With the exception of Southwest Airlines, Dow said all the tickets were “severely inflated.” She’s a Florida native who lived through Hurricane Andrew and knows the market well. She knew a one-way ticket, purchased at the last minute, might run $400 to $500, but the fares she was seeing were more in the range of $1,700. She then went to Expedia.com. That’s when she got really mad.
The fare for a one-way ticket on Delta had changed from $547.50 to more than $3,200. She took a shot of the screen and tweeted.
Cue Twitterverse outrage.
To their credit, Delta officials responded right away. Dow was connected with a customer service representative and her friends’ daughter was able to find a seat on a flight out of Miami for $315.
As for why the fare was so grossly inflated, Delta officials weren’t quite sure since the price quoted was from Expedia’s website.
“We have not increased prices in response to the hurricane,” said Delta spokesman Trebor Banstetter.
An Expedia spokeswoman emailed this response from Sarah Gavin, vice president of global communications: “It is against our values as well as our policies to use any lever under our control to increase prices related to incidents like Hurricane Irma.”
In an interview, Gavin said it is hard to know exactly what happened. She said the company tried to investigate but was unable to replicate Dow’s experience. Gavin theorized that because of high demand for flights, the cheaper tickets may have sold out, bumping potential travelers to a more expensive fare class. She said that while Expedia does have its own formula for determining the airfares that appear on the site, that formula is driven by the prices set by the airlines.
“There is no scenario where we’d pull various levers to harm consumers,” she said. “Our job is to help consumers not hurt them.”

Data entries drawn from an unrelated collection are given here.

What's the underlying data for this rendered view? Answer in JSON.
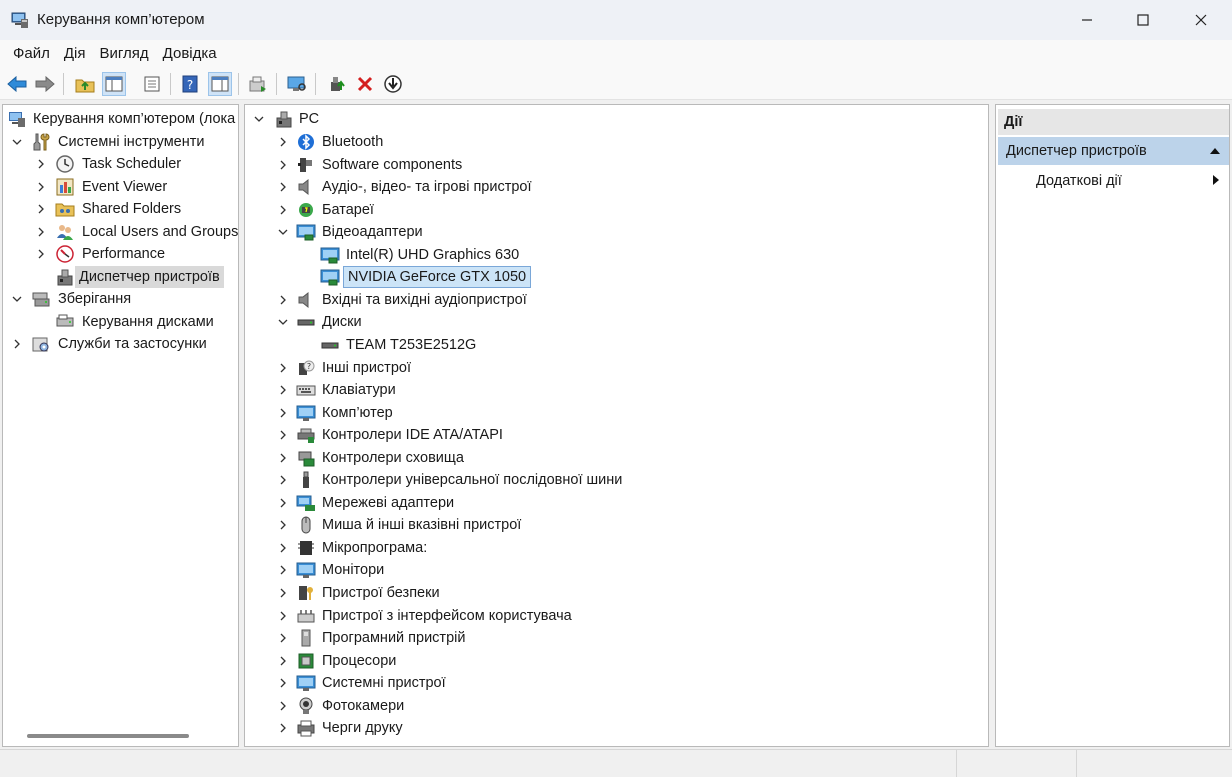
{
  "window": {
    "title": "Керування комп’ютером"
  },
  "menu": [
    "Файл",
    "Дія",
    "Вигляд",
    "Довідка"
  ],
  "tree": {
    "root_label": "Керування комп’ютером (лока",
    "system_tools_label": "Системні інструменти",
    "items": [
      "Task Scheduler",
      "Event Viewer",
      "Shared Folders",
      "Local Users and Groups",
      "Performance",
      "Диспетчер пристроїв"
    ],
    "storage_label": "Зберігання",
    "storage_items": [
      "Керування дисками"
    ],
    "services_label": "Служби та застосунки"
  },
  "devices": {
    "root": "PC",
    "categories": [
      {
        "label": "Bluetooth",
        "icon": "bluetooth-icon"
      },
      {
        "label": "Software components",
        "icon": "software-components-icon"
      },
      {
        "label": "Аудіо-, відео- та ігрові пристрої",
        "icon": "speaker-icon"
      },
      {
        "label": "Батареї",
        "icon": "battery-icon"
      },
      {
        "label": "Відеоадаптери",
        "icon": "display-adapter-icon"
      },
      {
        "label": "Intel(R) UHD Graphics 630",
        "icon": "display-adapter-icon"
      },
      {
        "label": "NVIDIA GeForce GTX 1050",
        "icon": "display-adapter-icon"
      },
      {
        "label": "Вхідні та вихідні аудіопристрої",
        "icon": "speaker-icon"
      },
      {
        "label": "Диски",
        "icon": "disk-drive-icon"
      },
      {
        "label": "TEAM T253E2512G",
        "icon": "disk-drive-icon"
      },
      {
        "label": "Інші пристрої",
        "icon": "unknown-device-icon"
      },
      {
        "label": "Клавіатури",
        "icon": "keyboard-icon"
      },
      {
        "label": "Комп’ютер",
        "icon": "monitor-icon"
      },
      {
        "label": "Контролери IDE ATA/ATAPI",
        "icon": "ide-controller-icon"
      },
      {
        "label": "Контролери сховища",
        "icon": "storage-controller-icon"
      },
      {
        "label": "Контролери універсальної послідовної шини",
        "icon": "usb-icon"
      },
      {
        "label": "Мережеві адаптери",
        "icon": "network-adapter-icon"
      },
      {
        "label": "Миша й інші вказівні пристрої",
        "icon": "mouse-icon"
      },
      {
        "label": "Мікропрограма:",
        "icon": "firmware-icon"
      },
      {
        "label": "Монітори",
        "icon": "monitor-icon"
      },
      {
        "label": "Пристрої безпеки",
        "icon": "security-device-icon"
      },
      {
        "label": "Пристрої з інтерфейсом користувача",
        "icon": "hid-icon"
      },
      {
        "label": "Програмний пристрій",
        "icon": "software-device-icon"
      },
      {
        "label": "Процесори",
        "icon": "processor-icon"
      },
      {
        "label": "Системні пристрої",
        "icon": "system-device-icon"
      },
      {
        "label": "Фотокамери",
        "icon": "camera-icon"
      },
      {
        "label": "Черги друку",
        "icon": "printer-icon"
      }
    ]
  },
  "actions": {
    "header": "Дії",
    "section": "Диспетчер пристроїв",
    "more": "Додаткові дії"
  },
  "colors": {
    "selection": "#cce4f7",
    "section_header": "#bcd3ea",
    "accent": "#0a64c8"
  }
}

Meantime, Dow, who now lives in Arizona, said the entire experience taught her an important lesson: Sometimes reaching out to a real person, can make a huge difference.
This post has been updated.